Task description: Report the tally of lines featuring the word "solution" in the entries below, without anything else.

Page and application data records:
+++++

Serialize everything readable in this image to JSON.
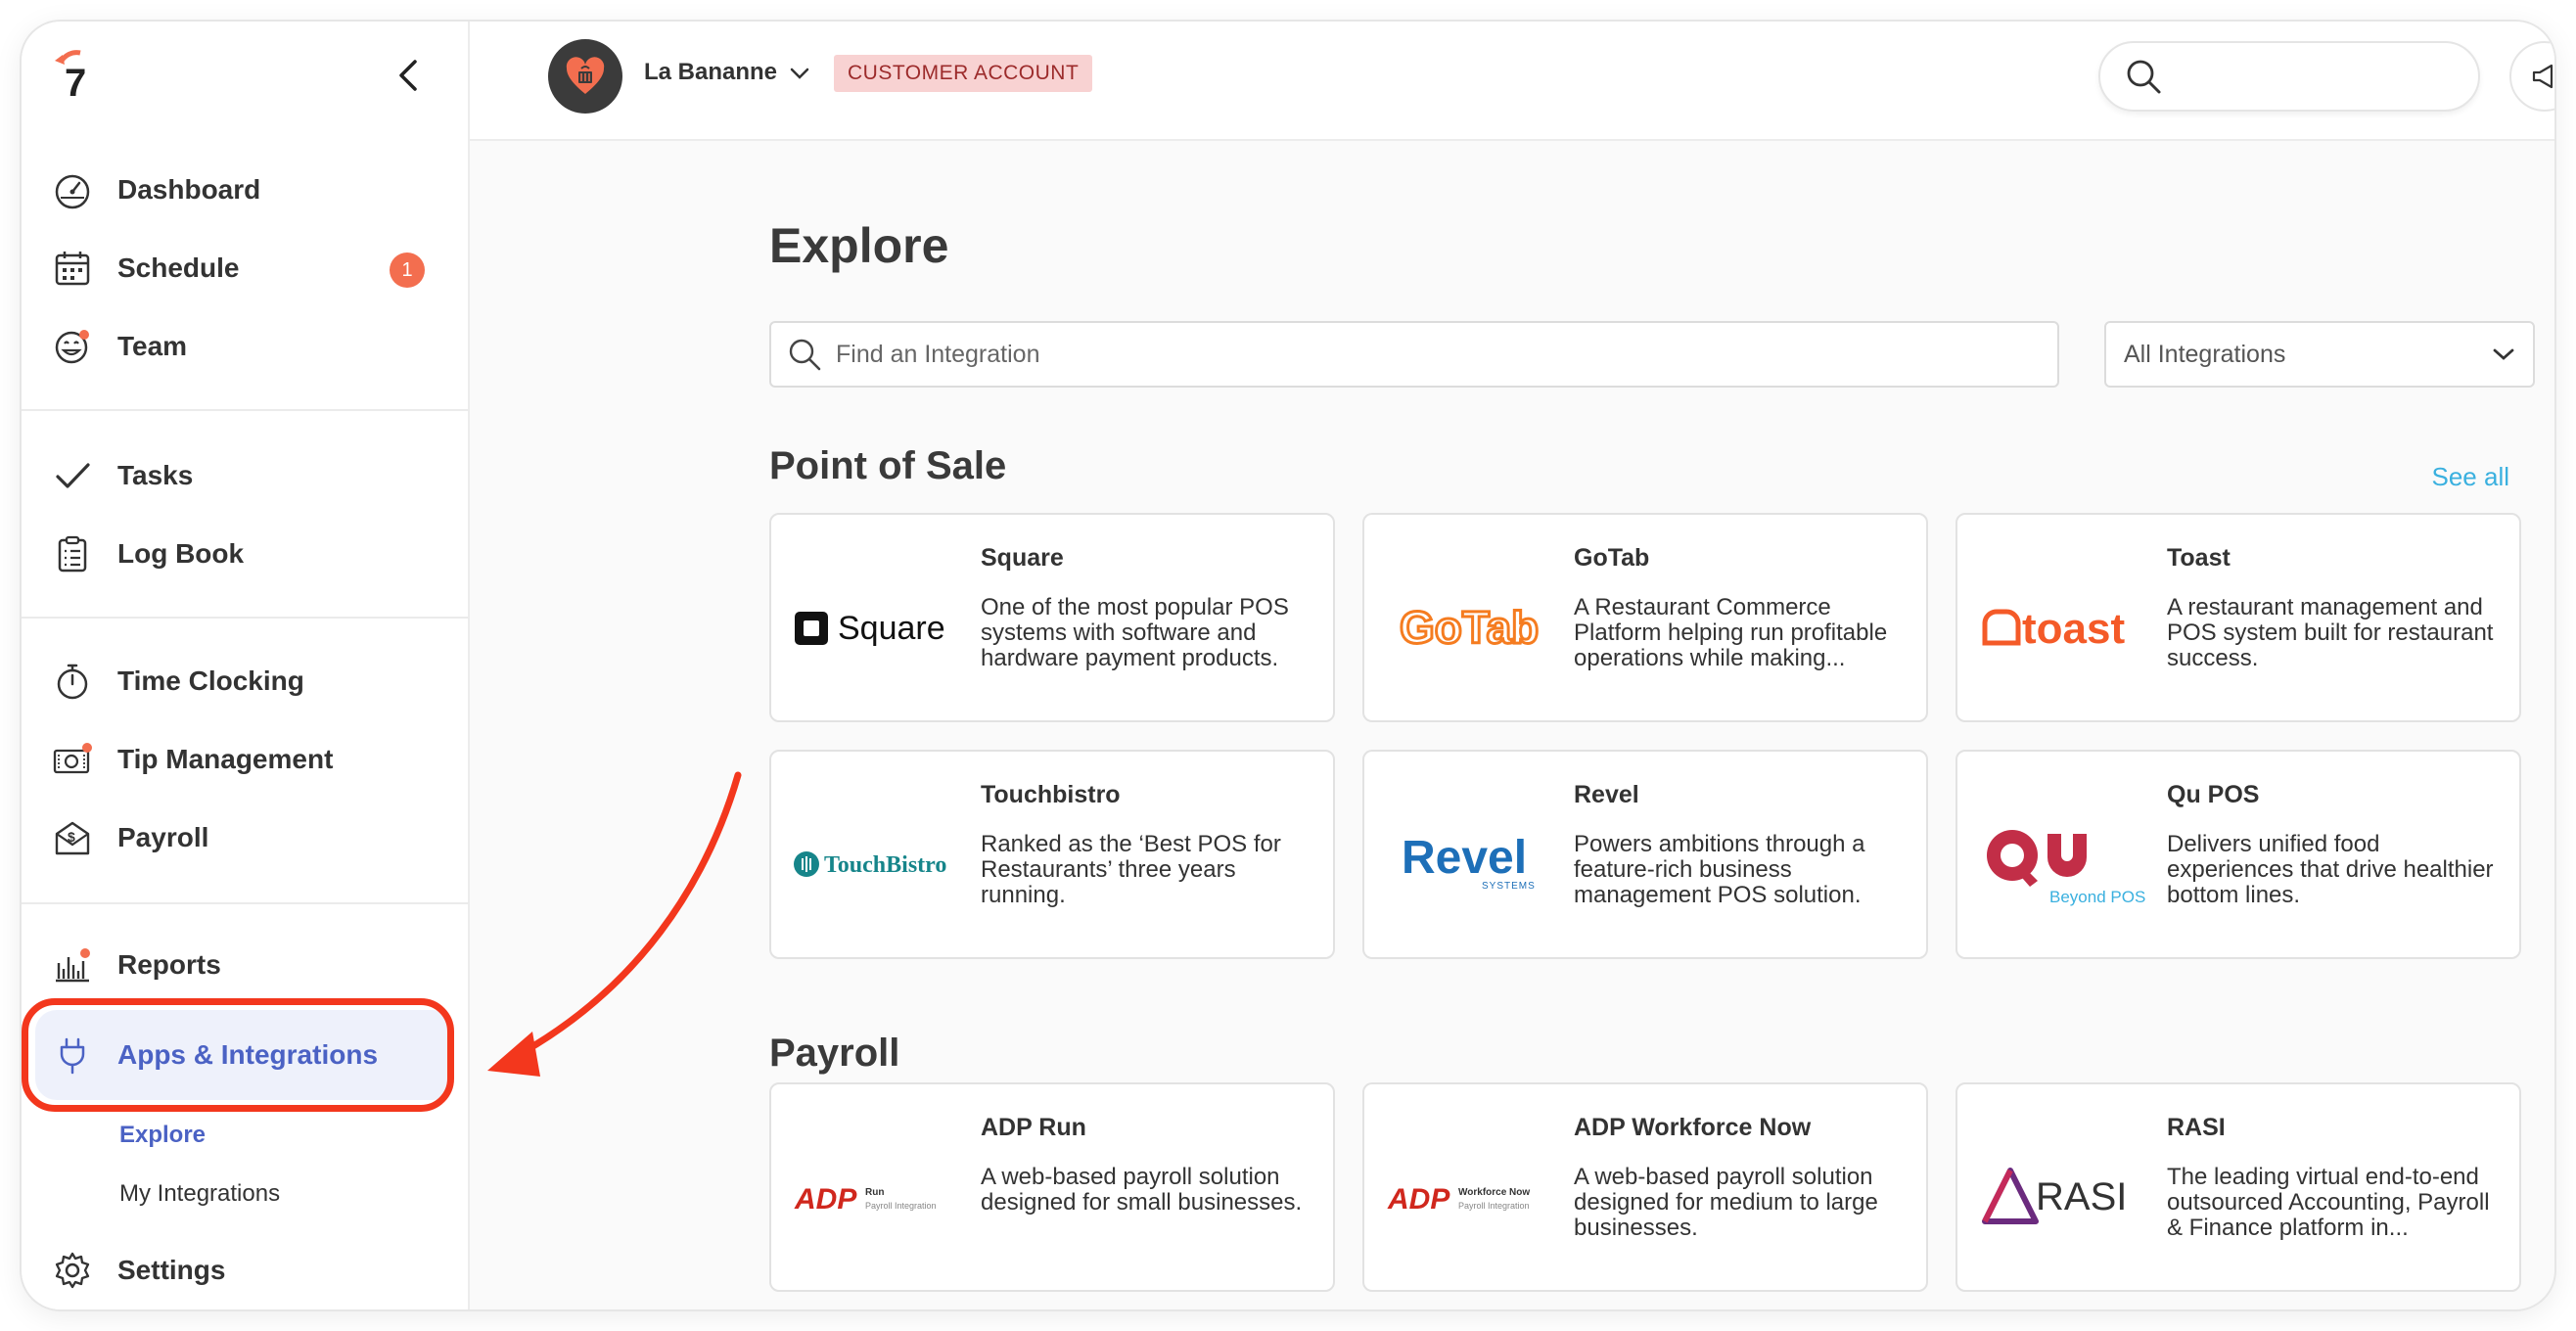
{
  "header": {
    "account_name": "La Bananne",
    "account_badge": "CUSTOMER ACCOUNT",
    "search_placeholder": ""
  },
  "sidebar": {
    "logo_text": "7",
    "items": [
      {
        "label": "Dashboard",
        "icon": "dashboard-gauge-icon"
      },
      {
        "label": "Schedule",
        "icon": "calendar-icon",
        "badge": "1"
      },
      {
        "label": "Team",
        "icon": "smiley-face-icon"
      },
      {
        "label": "Tasks",
        "icon": "checkmark-icon"
      },
      {
        "label": "Log Book",
        "icon": "clipboard-icon"
      },
      {
        "label": "Time Clocking",
        "icon": "stopwatch-icon"
      },
      {
        "label": "Tip Management",
        "icon": "cash-icon"
      },
      {
        "label": "Payroll",
        "icon": "money-envelope-icon"
      },
      {
        "label": "Reports",
        "icon": "bar-chart-icon"
      },
      {
        "label": "Apps & Integrations",
        "icon": "plug-icon"
      },
      {
        "label": "Settings",
        "icon": "gear-icon"
      }
    ],
    "sub_items": [
      {
        "label": "Explore",
        "active": true
      },
      {
        "label": "My Integrations",
        "active": false
      }
    ]
  },
  "main": {
    "title": "Explore",
    "search_placeholder": "Find an Integration",
    "filter_value": "All Integrations",
    "sections": [
      {
        "title": "Point of Sale",
        "see_all": "See all",
        "cards": [
          {
            "name": "Square",
            "logo_text": "Square",
            "description": "One of the most popular POS systems with software and hardware payment products."
          },
          {
            "name": "GoTab",
            "logo_text": "GoTab",
            "description": "A Restaurant Commerce Platform helping run profitable operations while making..."
          },
          {
            "name": "Toast",
            "logo_text": "toast",
            "description": "A restaurant management and POS system built for restaurant success."
          },
          {
            "name": "Touchbistro",
            "logo_text": "TouchBistro",
            "description": "Ranked as the ‘Best POS for Restaurants’ three years running."
          },
          {
            "name": "Revel",
            "logo_text": "Revel",
            "logo_sub": "SYSTEMS",
            "description": "Powers ambitions through a feature-rich business management POS solution."
          },
          {
            "name": "Qu POS",
            "logo_text": "QU",
            "logo_sub": "Beyond POS",
            "description": "Delivers unified food experiences that drive healthier bottom lines."
          }
        ]
      },
      {
        "title": "Payroll",
        "cards": [
          {
            "name": "ADP Run",
            "logo_text": "ADP",
            "logo_sub": "Run",
            "logo_sub2": "Payroll Integration",
            "description": "A web-based payroll solution designed for small businesses."
          },
          {
            "name": "ADP Workforce Now",
            "logo_text": "ADP",
            "logo_sub": "Workforce Now",
            "logo_sub2": "Payroll Integration",
            "description": "A web-based payroll solution designed for medium to large businesses."
          },
          {
            "name": "RASI",
            "logo_text": "RASI",
            "description": "The leading virtual end-to-end outsourced Accounting, Payroll & Finance platform in..."
          }
        ]
      }
    ]
  },
  "colors": {
    "brand_orange": "#f36e4f",
    "active_blue": "#4b62c4",
    "link_blue": "#3ab0df",
    "annotation_red": "#f3371d"
  }
}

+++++

Result of the task: 3